RECORDED DATA ▸
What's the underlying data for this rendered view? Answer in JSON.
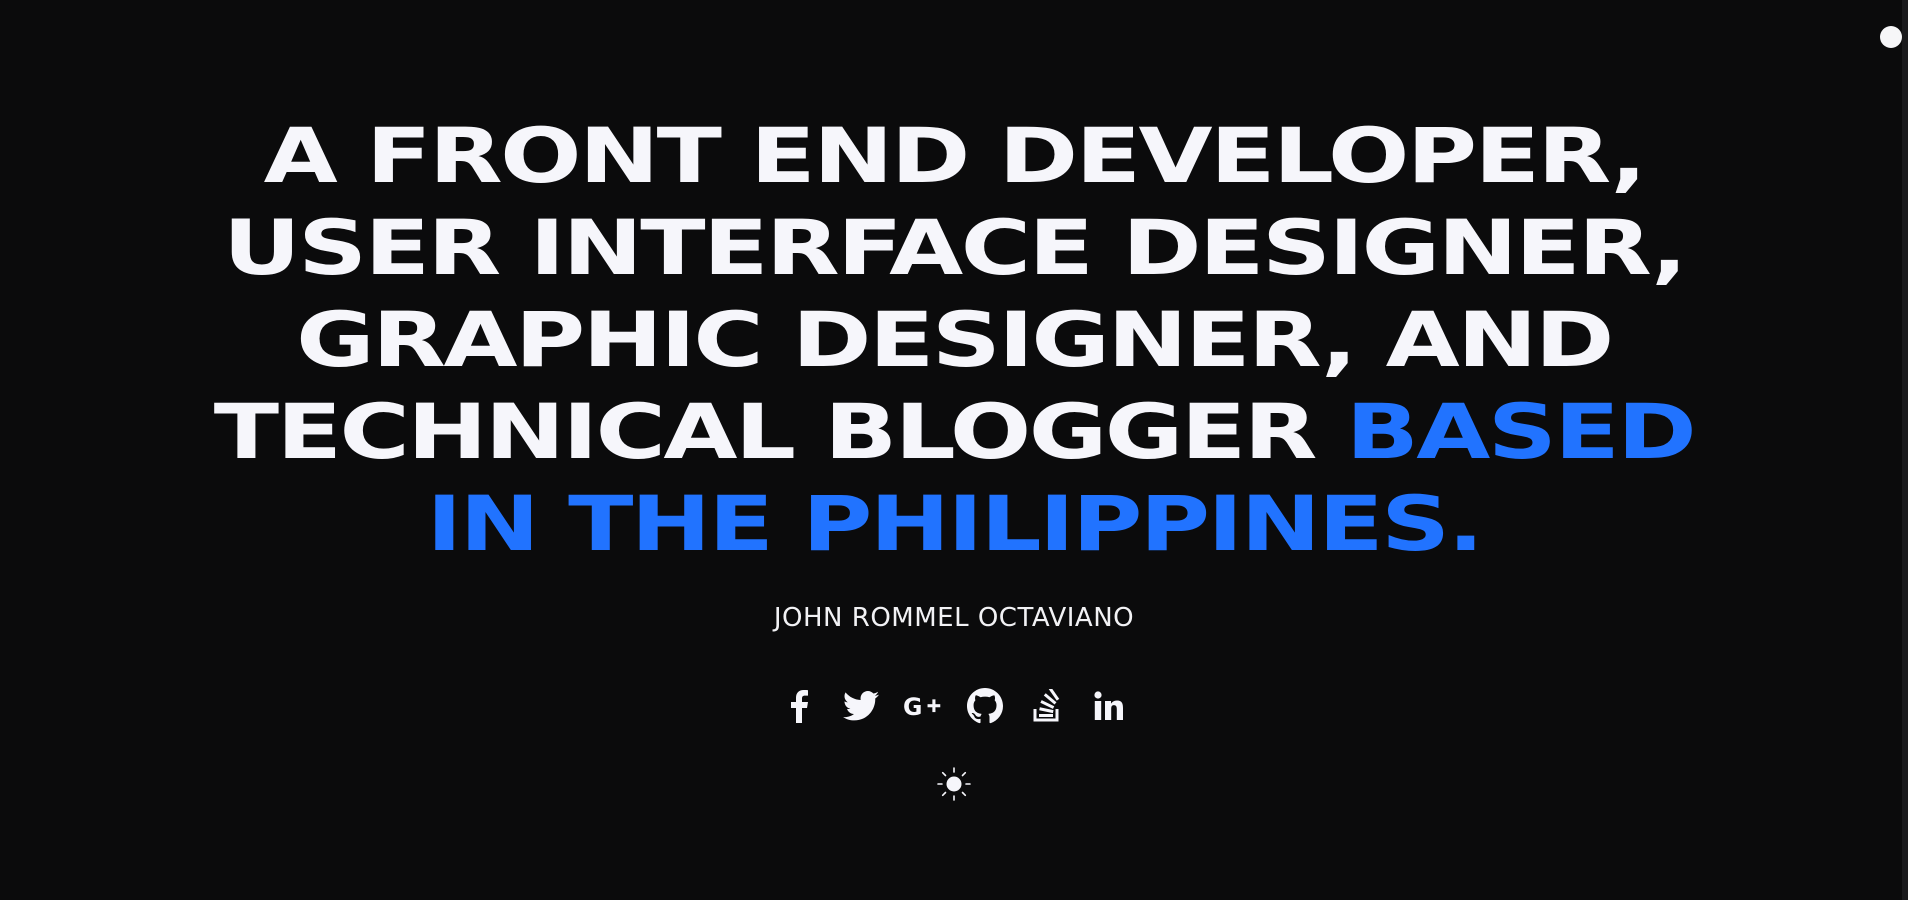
{
  "hero": {
    "headline_lines": [
      "A FRONT END DEVELOPER,",
      "USER INTERFACE DESIGNER,",
      "GRAPHIC DESIGNER, AND",
      "TECHNICAL BLOGGER"
    ],
    "accent_inline": "BASED",
    "accent_line": "IN THE PHILIPPINES.",
    "name": "JOHN ROMMEL OCTAVIANO"
  },
  "socials": [
    {
      "icon": "facebook-icon"
    },
    {
      "icon": "twitter-icon"
    },
    {
      "icon": "google-plus-icon"
    },
    {
      "icon": "github-icon"
    },
    {
      "icon": "stackoverflow-icon"
    },
    {
      "icon": "linkedin-icon"
    }
  ],
  "theme": {
    "icon": "sun-icon"
  },
  "colors": {
    "background": "#0b0b0c",
    "text": "#f6f6fb",
    "accent": "#2173ff"
  }
}
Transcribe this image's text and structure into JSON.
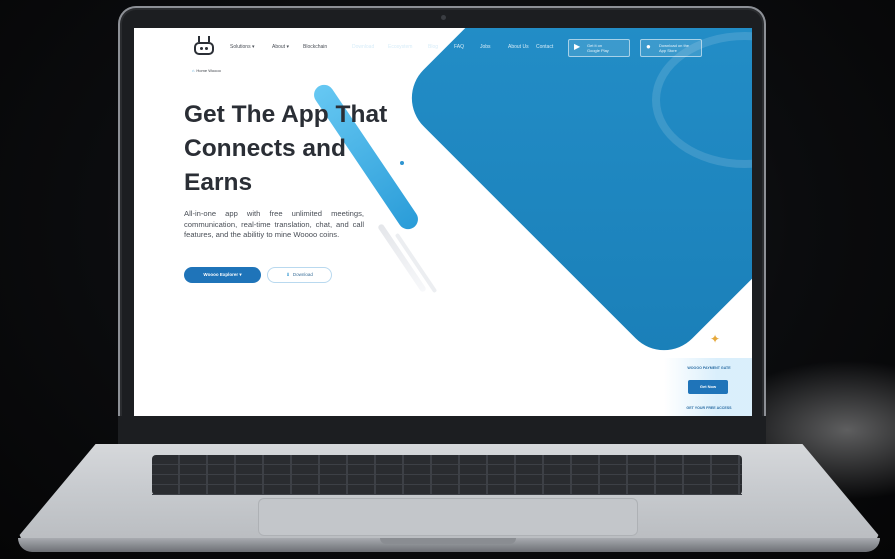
{
  "site": {
    "nav": {
      "items": [
        "Solutions",
        "About",
        "Blockchain",
        "Download",
        "Ecosystem",
        "Blog",
        "FAQ",
        "Jobs",
        "About Us",
        "Contact"
      ],
      "store_buttons": [
        {
          "label_top": "Get it on",
          "label_main": "Google Play",
          "icon": "play-icon"
        },
        {
          "label_top": "Download on the",
          "label_main": "App Store",
          "icon": "apple-icon"
        }
      ]
    },
    "breadcrumb": "Home Woooo",
    "hero": {
      "title_line1": "Get The App That",
      "title_line2": "Connects and",
      "title_line3": "Earns",
      "description": "All-in-one app with free unlimited meetings, communication, real-time translation, chat, and call features, and the abilitiy to mine Woooo coins.",
      "primary_button": "Woooo Explorer",
      "download_button": "Download"
    },
    "promo": {
      "title": "WOOOO PAYMENT GATE",
      "button": "Get Now",
      "subtitle": "GET YOUR FREE ACCESS"
    },
    "colors": {
      "brand_blue": "#1f88c3",
      "button_blue": "#1f74b9",
      "heading": "#2a2e35"
    }
  }
}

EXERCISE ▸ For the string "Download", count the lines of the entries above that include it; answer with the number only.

FINISHED EXERCISE ▸ 3